“You are here today because someone, somewhere saw something special and different in you,” said Rep. Graves. “And knowing that each of you was created for a unique purpose to impact lives in a positive way, our goal is to equip and inspire you to maximize that purpose now and not wait – because you are not just the leaders of tomorrow, you are leaders today.”
Similarly, Kevin Paul Scott declared during his presentation, “When we’re looking for leaders, we’re looking at you.”
Floyd County Sherriff’s Deputy Carrie Edge spoke on how to become the “Best You Yet.” She stated, “ In order to lead, you must choose to live by choice and not by chance, realize your full potential and seek to fully apply yourself in every decision you make, while maintaining laser focus on your, ‘Why?.’”
Dr. Alvin Miles gave countless examples of how everyone should leverage their unique background to guide their future. He shared that when he was growing up he had to be reminded to speak softer because his voice carried. But then he realized that his voice carrying was an advantage he had over others and encouraged students to remember that “as leaders in your community, your voice carries and you have unfair advantages over others.”
“Just by being here today, you are one step ahead of others and you should use your advantages to make a positive difference in the world,” Dr. Miles added.
Students engaged online via Twitter and other social media using the hashtag #GA14YLS, and there was plenty of positive feedback from the summit. Also, Congressman Graves did take a selfie with some of the students: Read more

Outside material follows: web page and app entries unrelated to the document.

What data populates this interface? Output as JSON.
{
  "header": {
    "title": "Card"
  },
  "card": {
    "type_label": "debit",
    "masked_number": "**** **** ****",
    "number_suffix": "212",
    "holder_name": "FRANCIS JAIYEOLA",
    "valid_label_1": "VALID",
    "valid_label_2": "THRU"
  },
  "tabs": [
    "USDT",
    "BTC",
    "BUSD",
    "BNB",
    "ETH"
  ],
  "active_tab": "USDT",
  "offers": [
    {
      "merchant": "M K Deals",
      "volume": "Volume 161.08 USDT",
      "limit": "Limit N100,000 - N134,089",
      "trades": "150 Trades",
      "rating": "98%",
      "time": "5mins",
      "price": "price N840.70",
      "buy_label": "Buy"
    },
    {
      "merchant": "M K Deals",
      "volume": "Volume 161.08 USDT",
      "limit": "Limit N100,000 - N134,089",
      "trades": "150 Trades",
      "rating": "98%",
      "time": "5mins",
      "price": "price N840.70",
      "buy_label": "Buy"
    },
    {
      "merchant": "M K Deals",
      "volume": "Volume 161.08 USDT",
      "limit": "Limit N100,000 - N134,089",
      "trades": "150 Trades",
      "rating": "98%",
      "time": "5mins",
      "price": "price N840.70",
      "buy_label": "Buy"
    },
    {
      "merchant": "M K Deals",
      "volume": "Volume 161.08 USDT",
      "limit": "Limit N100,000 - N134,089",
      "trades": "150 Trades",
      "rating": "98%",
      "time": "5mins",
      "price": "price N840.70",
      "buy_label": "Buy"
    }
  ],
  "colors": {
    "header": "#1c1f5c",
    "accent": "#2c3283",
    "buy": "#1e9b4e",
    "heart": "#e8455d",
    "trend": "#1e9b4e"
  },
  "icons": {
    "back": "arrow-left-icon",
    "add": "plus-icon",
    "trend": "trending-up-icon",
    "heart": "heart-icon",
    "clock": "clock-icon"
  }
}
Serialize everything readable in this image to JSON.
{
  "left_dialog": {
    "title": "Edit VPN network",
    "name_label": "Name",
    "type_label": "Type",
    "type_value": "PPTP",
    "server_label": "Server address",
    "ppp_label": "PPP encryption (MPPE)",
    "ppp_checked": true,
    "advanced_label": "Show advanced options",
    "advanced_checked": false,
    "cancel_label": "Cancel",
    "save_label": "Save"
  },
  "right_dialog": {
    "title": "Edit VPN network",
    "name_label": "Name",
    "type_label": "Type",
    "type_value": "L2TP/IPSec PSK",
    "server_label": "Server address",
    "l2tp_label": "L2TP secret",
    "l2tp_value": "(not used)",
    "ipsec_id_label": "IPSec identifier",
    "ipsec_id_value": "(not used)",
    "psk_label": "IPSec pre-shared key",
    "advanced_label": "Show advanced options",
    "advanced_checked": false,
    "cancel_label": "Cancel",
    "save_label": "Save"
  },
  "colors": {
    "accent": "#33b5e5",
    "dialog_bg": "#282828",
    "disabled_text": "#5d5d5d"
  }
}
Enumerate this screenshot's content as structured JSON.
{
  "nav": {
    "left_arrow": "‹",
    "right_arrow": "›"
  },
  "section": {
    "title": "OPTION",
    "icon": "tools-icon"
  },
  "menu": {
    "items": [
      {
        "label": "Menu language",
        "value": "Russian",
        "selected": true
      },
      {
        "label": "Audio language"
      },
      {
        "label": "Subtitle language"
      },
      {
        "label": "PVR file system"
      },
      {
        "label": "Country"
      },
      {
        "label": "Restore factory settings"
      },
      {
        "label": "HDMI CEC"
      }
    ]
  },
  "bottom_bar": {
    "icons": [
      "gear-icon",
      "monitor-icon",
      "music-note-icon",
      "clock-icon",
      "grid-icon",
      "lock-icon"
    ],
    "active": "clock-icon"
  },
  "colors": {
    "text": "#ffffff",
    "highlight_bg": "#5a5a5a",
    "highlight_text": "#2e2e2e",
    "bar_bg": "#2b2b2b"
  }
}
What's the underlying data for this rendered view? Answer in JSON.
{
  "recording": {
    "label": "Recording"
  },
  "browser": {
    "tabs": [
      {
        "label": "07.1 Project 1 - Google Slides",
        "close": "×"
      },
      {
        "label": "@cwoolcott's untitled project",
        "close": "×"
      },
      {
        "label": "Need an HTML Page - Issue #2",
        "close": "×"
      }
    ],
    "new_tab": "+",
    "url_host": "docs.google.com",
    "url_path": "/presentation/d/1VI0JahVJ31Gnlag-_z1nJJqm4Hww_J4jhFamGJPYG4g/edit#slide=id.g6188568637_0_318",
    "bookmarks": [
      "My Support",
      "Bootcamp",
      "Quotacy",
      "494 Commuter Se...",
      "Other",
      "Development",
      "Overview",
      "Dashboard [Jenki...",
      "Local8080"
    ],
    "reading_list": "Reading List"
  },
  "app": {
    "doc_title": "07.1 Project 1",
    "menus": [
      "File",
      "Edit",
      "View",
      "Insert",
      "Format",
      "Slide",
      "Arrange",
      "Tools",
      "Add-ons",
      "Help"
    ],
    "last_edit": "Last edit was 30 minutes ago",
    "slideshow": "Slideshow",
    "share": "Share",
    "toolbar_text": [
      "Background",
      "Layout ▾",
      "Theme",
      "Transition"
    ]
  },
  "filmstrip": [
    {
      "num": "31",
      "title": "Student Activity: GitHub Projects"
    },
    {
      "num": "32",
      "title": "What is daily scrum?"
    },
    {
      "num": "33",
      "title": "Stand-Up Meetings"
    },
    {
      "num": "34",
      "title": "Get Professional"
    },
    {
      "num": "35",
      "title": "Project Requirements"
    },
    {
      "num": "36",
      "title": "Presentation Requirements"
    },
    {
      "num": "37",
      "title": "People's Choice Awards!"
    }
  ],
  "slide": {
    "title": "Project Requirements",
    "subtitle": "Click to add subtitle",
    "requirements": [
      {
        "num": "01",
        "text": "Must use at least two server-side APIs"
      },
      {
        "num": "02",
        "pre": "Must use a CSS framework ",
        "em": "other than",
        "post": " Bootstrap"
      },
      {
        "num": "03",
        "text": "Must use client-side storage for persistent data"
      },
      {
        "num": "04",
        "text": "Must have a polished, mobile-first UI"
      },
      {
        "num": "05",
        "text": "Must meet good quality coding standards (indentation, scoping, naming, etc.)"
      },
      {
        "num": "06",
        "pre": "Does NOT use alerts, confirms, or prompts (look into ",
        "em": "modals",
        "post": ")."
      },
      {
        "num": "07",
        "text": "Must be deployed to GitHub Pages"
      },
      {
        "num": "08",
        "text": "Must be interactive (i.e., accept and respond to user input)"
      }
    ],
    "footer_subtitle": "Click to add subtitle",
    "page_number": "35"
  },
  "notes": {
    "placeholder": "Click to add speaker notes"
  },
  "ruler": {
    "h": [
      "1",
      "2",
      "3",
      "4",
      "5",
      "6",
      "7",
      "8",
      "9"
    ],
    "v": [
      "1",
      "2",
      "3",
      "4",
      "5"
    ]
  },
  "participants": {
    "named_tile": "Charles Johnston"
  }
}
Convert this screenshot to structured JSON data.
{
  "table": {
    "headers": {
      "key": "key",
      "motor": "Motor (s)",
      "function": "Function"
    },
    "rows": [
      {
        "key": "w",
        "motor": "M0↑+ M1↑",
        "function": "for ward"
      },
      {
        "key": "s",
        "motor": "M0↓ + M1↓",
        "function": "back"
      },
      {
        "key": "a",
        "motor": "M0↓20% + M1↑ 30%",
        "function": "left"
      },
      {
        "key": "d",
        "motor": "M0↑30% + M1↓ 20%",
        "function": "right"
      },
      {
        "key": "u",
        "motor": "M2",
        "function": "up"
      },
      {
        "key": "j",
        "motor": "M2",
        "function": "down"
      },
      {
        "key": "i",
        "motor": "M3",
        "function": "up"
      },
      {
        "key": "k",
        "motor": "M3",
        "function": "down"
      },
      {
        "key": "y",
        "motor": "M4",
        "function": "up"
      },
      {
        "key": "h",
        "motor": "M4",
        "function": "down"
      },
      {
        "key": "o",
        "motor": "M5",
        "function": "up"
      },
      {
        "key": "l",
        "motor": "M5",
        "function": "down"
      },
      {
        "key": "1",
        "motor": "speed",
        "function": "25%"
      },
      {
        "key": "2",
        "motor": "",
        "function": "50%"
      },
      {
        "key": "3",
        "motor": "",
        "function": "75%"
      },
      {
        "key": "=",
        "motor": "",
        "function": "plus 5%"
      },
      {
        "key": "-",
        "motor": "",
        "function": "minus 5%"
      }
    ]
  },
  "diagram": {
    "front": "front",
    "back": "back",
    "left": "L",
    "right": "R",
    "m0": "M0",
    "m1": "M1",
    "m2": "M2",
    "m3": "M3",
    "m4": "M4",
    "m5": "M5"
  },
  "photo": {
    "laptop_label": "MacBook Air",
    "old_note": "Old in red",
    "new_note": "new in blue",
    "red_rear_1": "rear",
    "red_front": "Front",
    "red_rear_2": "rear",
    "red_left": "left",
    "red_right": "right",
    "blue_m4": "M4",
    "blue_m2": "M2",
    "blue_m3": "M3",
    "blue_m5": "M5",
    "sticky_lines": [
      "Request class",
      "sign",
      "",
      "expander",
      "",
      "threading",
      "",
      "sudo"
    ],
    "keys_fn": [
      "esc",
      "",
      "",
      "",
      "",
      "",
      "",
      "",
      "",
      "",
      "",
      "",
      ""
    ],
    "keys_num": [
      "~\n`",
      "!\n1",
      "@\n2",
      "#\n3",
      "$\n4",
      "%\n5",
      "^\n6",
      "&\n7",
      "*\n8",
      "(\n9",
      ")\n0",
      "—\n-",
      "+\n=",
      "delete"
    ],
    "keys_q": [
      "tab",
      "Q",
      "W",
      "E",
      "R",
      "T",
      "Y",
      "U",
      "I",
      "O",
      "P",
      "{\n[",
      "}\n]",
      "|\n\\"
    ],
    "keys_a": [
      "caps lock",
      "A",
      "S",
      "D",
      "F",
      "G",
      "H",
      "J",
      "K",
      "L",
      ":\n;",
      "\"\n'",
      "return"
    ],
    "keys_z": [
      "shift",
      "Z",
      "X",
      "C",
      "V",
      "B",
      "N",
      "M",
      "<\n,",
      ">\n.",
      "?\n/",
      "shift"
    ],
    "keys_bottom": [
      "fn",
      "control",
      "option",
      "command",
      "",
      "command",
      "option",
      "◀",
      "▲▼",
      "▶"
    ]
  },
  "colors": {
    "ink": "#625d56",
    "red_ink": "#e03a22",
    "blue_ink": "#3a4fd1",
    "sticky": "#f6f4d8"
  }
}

Local wrestler Paul Lee is running for Ringgold mayor after long-time mayor Joe Barger decided against running for re-election. However, four people, including the current mayor, have raised concern over the residency of Mr. Lee. Vice Mayor Nick Millwood apparently discovered that Lee resides in Catoosa County, but outside of the city limits of Ringgold. From Northwest Georgia News:
After a little digging, current vice mayor Nick Millwood, Barger, and other mayoral candidates Tony Hullender and Jerry Payne, are claiming Lee doesn’t meet the qualifications to run for the office because he resides in Catoosa County, but not inside the Ringgold city limits.
Formal challenges have been submitted to the Ringgold elections superintendent and a hearing will be held today to determine Lee’s eligibility. He does explain his residency situation in the same article:
“I have two residences — one in the city and one in the county,” Lee said. “My city residence I have owned for several years, but have been letting my mother-in-law live in it. But for the last year and a half, my family and I have made it our primary residence while my county home is being updated. …. We’re getting it ready to sell in the spring.”
Literal cage match? Probably not, but certainly a political cage match in a small town here in northwest Georgia.